### Instructions to follow
What is needed is an exact copy of the records below, without the pictures.

Data extracted from a collection:
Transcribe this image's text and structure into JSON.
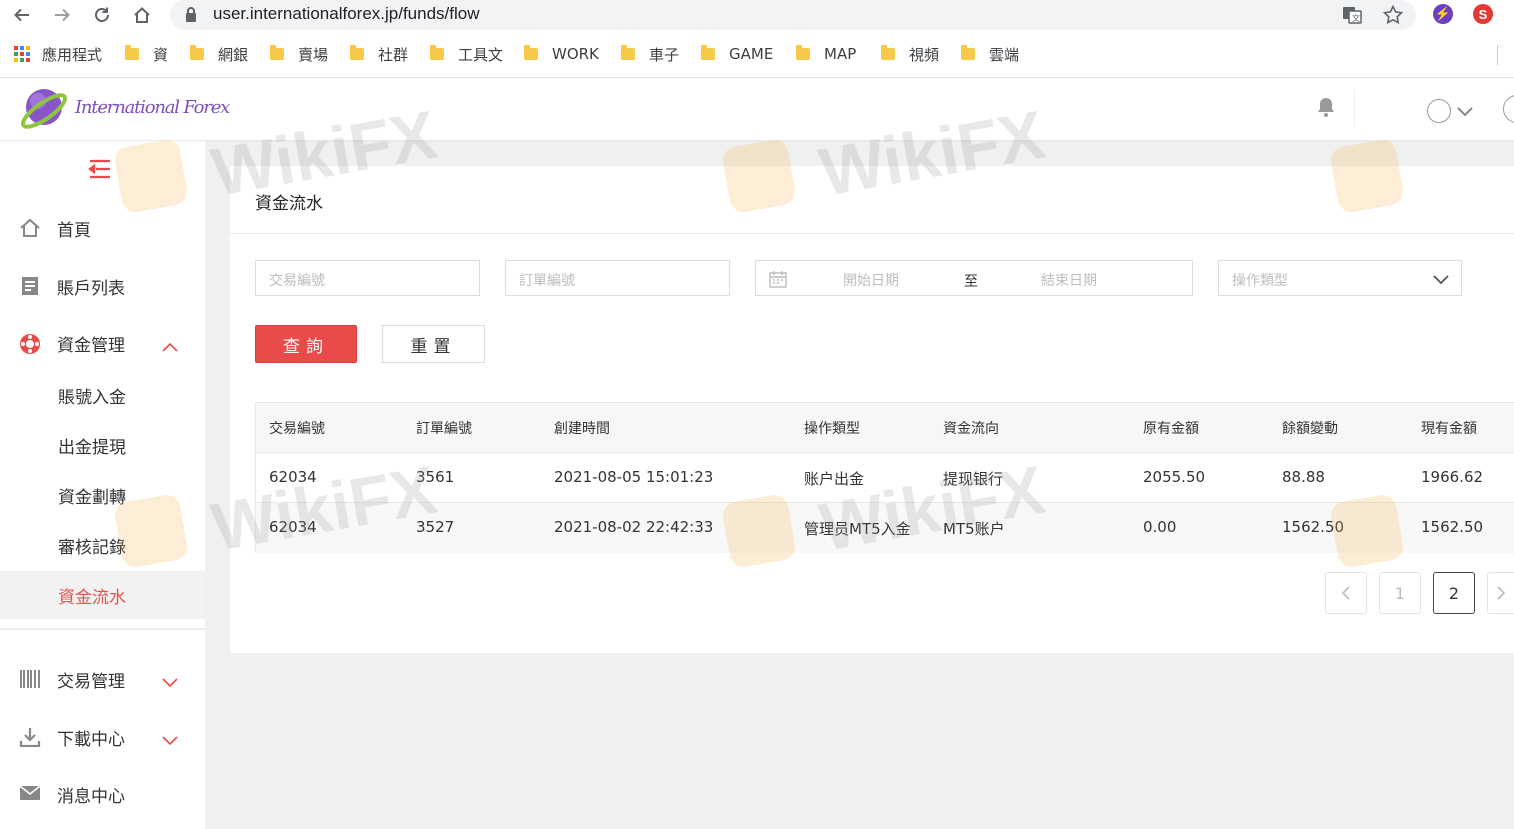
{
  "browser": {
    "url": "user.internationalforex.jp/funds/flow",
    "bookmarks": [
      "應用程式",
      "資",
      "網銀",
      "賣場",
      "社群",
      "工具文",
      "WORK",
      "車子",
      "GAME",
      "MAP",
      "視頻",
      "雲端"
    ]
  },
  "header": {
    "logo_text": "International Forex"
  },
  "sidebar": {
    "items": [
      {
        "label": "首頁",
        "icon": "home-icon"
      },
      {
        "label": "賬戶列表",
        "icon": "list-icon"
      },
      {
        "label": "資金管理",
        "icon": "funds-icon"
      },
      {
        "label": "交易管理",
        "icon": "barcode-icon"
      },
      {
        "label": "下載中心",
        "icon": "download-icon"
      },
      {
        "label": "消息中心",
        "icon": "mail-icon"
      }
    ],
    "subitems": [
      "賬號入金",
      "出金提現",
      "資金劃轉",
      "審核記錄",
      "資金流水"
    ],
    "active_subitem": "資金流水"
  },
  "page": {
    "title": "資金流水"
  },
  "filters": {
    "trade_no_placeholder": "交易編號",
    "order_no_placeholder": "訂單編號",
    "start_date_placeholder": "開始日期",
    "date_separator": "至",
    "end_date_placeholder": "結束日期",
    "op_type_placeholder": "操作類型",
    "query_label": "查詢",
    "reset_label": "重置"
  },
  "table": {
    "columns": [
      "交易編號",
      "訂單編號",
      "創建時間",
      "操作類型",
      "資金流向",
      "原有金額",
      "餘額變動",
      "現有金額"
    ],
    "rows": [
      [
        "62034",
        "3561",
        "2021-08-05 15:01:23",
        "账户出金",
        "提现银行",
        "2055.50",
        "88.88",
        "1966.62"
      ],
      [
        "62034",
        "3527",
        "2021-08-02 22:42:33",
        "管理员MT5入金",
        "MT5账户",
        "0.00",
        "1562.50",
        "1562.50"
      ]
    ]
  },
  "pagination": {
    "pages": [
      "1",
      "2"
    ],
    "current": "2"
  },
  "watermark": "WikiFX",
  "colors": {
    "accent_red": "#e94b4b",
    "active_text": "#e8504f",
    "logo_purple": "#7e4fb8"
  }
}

### Solution
Transcribe this image's text and structure into JSON.
{
  "browser": {
    "url": "user.internationalforex.jp/funds/flow",
    "bookmarks": [
      "應用程式",
      "資",
      "網銀",
      "賣場",
      "社群",
      "工具文",
      "WORK",
      "車子",
      "GAME",
      "MAP",
      "視頻",
      "雲端"
    ]
  },
  "header": {
    "logo_text": "International Forex"
  },
  "sidebar": {
    "items": [
      {
        "label": "首頁",
        "icon": "home-icon"
      },
      {
        "label": "賬戶列表",
        "icon": "list-icon"
      },
      {
        "label": "資金管理",
        "icon": "funds-icon"
      },
      {
        "label": "交易管理",
        "icon": "barcode-icon"
      },
      {
        "label": "下載中心",
        "icon": "download-icon"
      },
      {
        "label": "消息中心",
        "icon": "mail-icon"
      }
    ],
    "subitems": [
      "賬號入金",
      "出金提現",
      "資金劃轉",
      "審核記錄",
      "資金流水"
    ],
    "active_subitem": "資金流水"
  },
  "page": {
    "title": "資金流水"
  },
  "filters": {
    "trade_no_placeholder": "交易編號",
    "order_no_placeholder": "訂單編號",
    "start_date_placeholder": "開始日期",
    "date_separator": "至",
    "end_date_placeholder": "結束日期",
    "op_type_placeholder": "操作類型",
    "query_label": "查詢",
    "reset_label": "重置"
  },
  "table": {
    "columns": [
      "交易編號",
      "訂單編號",
      "創建時間",
      "操作類型",
      "資金流向",
      "原有金額",
      "餘額變動",
      "現有金額"
    ],
    "rows": [
      [
        "62034",
        "3561",
        "2021-08-05 15:01:23",
        "账户出金",
        "提现银行",
        "2055.50",
        "88.88",
        "1966.62"
      ],
      [
        "62034",
        "3527",
        "2021-08-02 22:42:33",
        "管理员MT5入金",
        "MT5账户",
        "0.00",
        "1562.50",
        "1562.50"
      ]
    ]
  },
  "pagination": {
    "pages": [
      "1",
      "2"
    ],
    "current": "2"
  },
  "watermark": "WikiFX",
  "colors": {
    "accent_red": "#e94b4b",
    "active_text": "#e8504f",
    "logo_purple": "#7e4fb8"
  }
}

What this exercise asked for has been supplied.